Walker spent the past two seasons with the Giants under coach Jim Fassel and 1998 to 2000 with the New England Patriots (2000 under Bill Belichick). However, Walker’s Giants secondary did struggle in some areas, recording just 21 interceptions, including a franchise-low 10 this past season.

Gibbs hasn’t announced any hirings since his introductory news conference, preferring to release a finished list. It is believed Gibbs is seeking three other position coaches — wide receivers, defensive line and linebackers.

The Redskins have been interested in a pair of Buffalo Bills assistants, defensive line coach Tim Krumrie and linebackers coach Don Blackmon. A Bills spokesman said last night Blackmon would remain with the team; Krumrie’s future apparently remained uncertain.

Meanwhile, the countdown to the NFL Draft began in earnest yesterday. The start of Senior Bowl practices marked the first chance for Gibbs’ staff to see the prospects of college football’s premier all-star game, which will be played Saturday.

When the scouting process culminates April24, the first of two draft days, the Redskins feel they must land an impact player along the lines of linebacker LaVar Arrington or tackle Chris Samuels, the second and third picks overall in 2000.

“Today was the first day, especially for the coaches, to really see these guys,” vice president of football operations Vinny Cerrato said after watching practice in the afternoon. “We just have to make sure we know everything about every guy we’re interested in. We have to cross every ‘T’ and dot every ‘I.’ [Our pick] needs to be as productive as Chris and LaVar.”

If the Redskins hold on to the fifth pick, they are unlikely to spend it on anyone at the Senior Bowl.
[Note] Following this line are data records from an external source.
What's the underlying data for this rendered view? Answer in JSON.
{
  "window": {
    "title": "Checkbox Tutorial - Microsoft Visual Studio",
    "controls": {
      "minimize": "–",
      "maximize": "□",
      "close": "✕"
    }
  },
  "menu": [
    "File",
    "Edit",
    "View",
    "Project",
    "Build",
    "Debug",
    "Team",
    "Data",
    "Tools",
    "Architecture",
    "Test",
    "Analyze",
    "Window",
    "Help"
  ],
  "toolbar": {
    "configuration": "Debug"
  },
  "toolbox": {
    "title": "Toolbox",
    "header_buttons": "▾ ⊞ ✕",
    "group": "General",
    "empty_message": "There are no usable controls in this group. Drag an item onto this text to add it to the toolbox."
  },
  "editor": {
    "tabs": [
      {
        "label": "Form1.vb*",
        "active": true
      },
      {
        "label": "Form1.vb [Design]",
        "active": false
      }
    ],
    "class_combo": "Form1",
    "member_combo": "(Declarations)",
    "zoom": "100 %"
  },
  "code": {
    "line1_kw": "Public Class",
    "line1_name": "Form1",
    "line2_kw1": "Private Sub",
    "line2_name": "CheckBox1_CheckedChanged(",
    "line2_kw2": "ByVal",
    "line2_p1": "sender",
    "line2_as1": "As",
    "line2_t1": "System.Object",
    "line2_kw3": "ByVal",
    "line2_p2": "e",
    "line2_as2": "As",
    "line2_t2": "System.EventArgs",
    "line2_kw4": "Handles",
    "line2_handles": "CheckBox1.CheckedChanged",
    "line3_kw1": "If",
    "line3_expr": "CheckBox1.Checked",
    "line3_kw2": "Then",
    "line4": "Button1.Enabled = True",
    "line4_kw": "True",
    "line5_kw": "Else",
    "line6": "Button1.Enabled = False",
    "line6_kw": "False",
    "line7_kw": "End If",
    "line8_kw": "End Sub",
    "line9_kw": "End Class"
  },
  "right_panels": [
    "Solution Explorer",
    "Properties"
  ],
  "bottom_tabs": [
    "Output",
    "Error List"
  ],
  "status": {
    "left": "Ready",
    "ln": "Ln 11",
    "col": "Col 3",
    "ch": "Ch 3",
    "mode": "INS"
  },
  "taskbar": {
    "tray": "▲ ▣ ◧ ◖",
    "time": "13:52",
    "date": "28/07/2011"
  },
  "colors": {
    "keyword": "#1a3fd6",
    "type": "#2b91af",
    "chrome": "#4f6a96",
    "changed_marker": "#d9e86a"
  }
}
But Washington still must scrutinize options like Florida State running back Greg Jones, a 251-pounder who would fit into Gibbs’ offense and could be around early in the second round.

Besides running back, key positions of need for the Redskins include defensive line and tight end. If Washington stays at No.5 and takes a junior, Oklahoma defensive tackle Tommie Harris probably would be gone, but two running backs, Virginia Tech’s Thomas Jones and Oregon State’s Steven Jackson, and Miami tight end Kellen Winslow Jr. could be available.

“With the juniors, I think it will end up a pretty deep class,” Cerrato said. “The juniors are going to add to it. It’ll make it a good class.”

Besides picking fifth overall, Washington is scheduled to select in the second, third and fifth rounds. Cerrato acknowledged the nice part of having such a high top pick is that virtually every player is a potential draftee.

“You still have to do all your homework, but you’re going to pay attention and isolate more,” Cerrato said. “When you’re picking 29th or 30th, you don’t have a real good feel for who’s going to be there. When you’re picking fifth, it’s going to be between three or four guys you like at that spot.”

Sign up for Daily Newsletters

Manage Newsletters

Copyright © 2020 The Washington Times, LLC. Click here for reprint permission.

Please read our comment policy before commenting.


Click to Read More and View Comments

Click to Hide